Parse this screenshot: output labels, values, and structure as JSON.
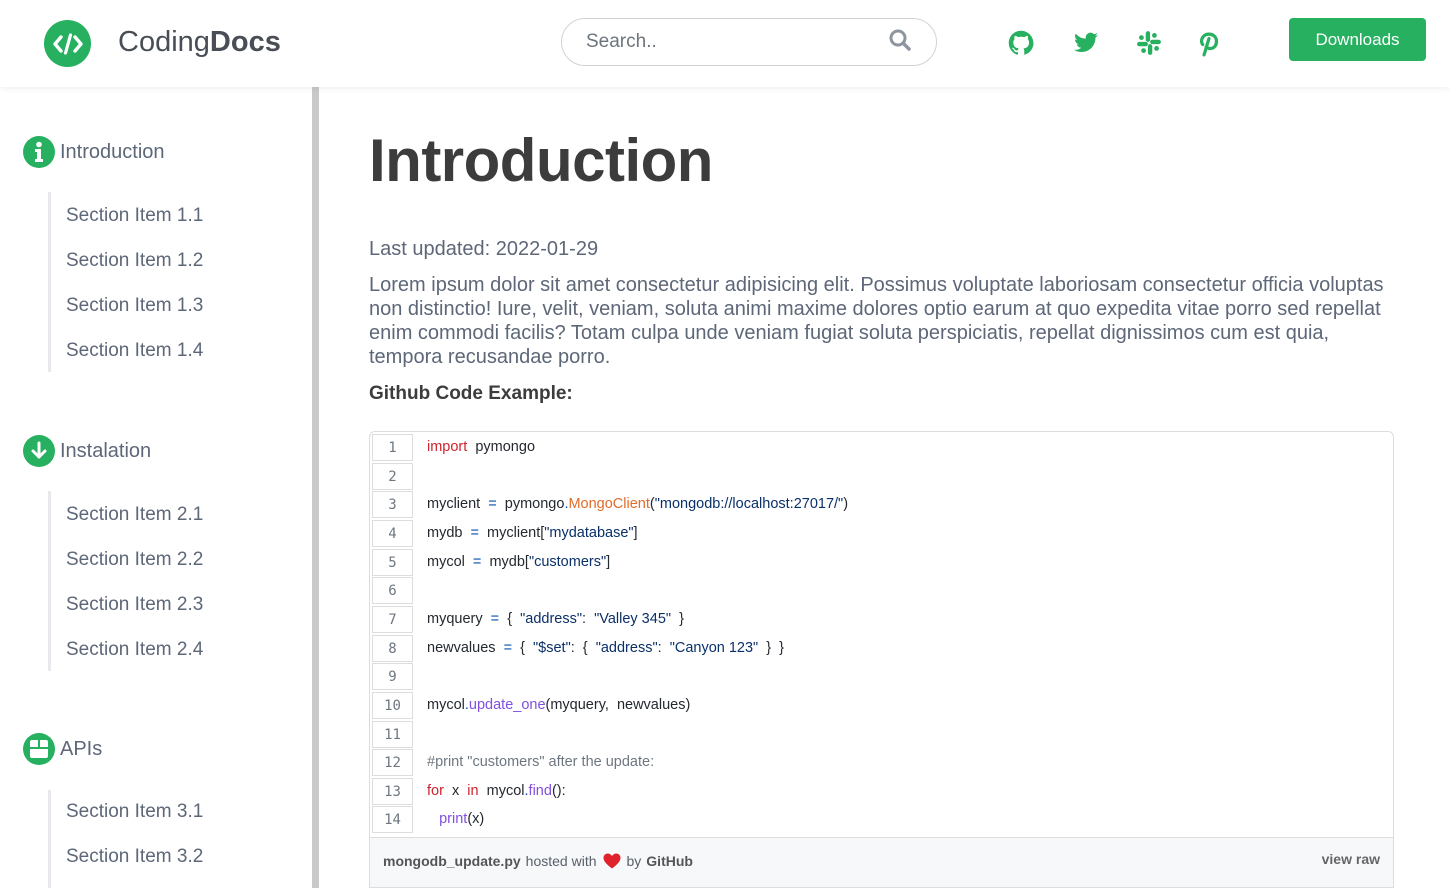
{
  "header": {
    "brand_light": "Coding",
    "brand_bold": "Docs",
    "search_placeholder": "Search..",
    "downloads_label": "Downloads"
  },
  "sidebar": {
    "sections": [
      {
        "title": "Introduction",
        "icon": "info-icon",
        "items": [
          "Section Item 1.1",
          "Section Item 1.2",
          "Section Item 1.3",
          "Section Item 1.4"
        ]
      },
      {
        "title": "Instalation",
        "icon": "arrow-down-icon",
        "items": [
          "Section Item 2.1",
          "Section Item 2.2",
          "Section Item 2.3",
          "Section Item 2.4"
        ]
      },
      {
        "title": "APIs",
        "icon": "box-icon",
        "items": [
          "Section Item 3.1",
          "Section Item 3.2"
        ]
      }
    ]
  },
  "main": {
    "title": "Introduction",
    "last_updated": "Last updated: 2022-01-29",
    "paragraph": "Lorem ipsum dolor sit amet consectetur adipisicing elit. Possimus voluptate laboriosam consectetur officia voluptas non distinctio! Iure, velit, veniam, soluta animi maxime dolores optio earum at quo expedita vitae porro sed repellat enim commodi facilis? Totam culpa unde veniam fugiat soluta perspiciatis, repellat dignissimos cum est quia, tempora recusandae porro.",
    "example_title": "Github Code Example:"
  },
  "gist": {
    "line_numbers": [
      "1",
      "2",
      "3",
      "4",
      "5",
      "6",
      "7",
      "8",
      "9",
      "10",
      "11",
      "12",
      "13",
      "14"
    ],
    "filename": "mongodb_update.py",
    "hosted_with": "hosted with",
    "by": "by",
    "github": "GitHub",
    "view_raw": "view raw"
  },
  "colors": {
    "accent": "#26b060",
    "heart": "#e0222c"
  }
}
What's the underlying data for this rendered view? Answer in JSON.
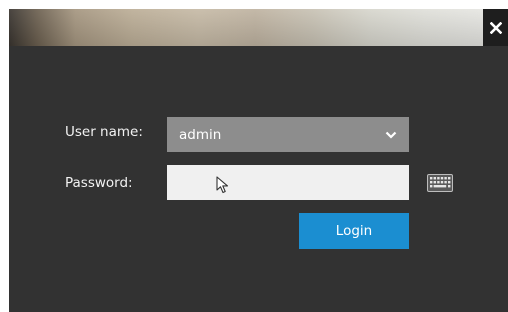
{
  "dialog": {
    "close_icon": "close-icon"
  },
  "form": {
    "username": {
      "label": "User name:",
      "value": "admin",
      "icon": "chevron-down-icon"
    },
    "password": {
      "label": "Password:",
      "value": "",
      "keyboard_icon": "keyboard-icon"
    },
    "login_label": "Login"
  },
  "colors": {
    "background": "#323232",
    "select": "#8d8d8d",
    "input": "#f0f0f0",
    "login": "#1b8ed1"
  }
}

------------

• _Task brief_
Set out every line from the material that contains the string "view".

• _Result_
    "view_raw": "view raw"
What's the underlying data for this rendered view? Answer in JSON.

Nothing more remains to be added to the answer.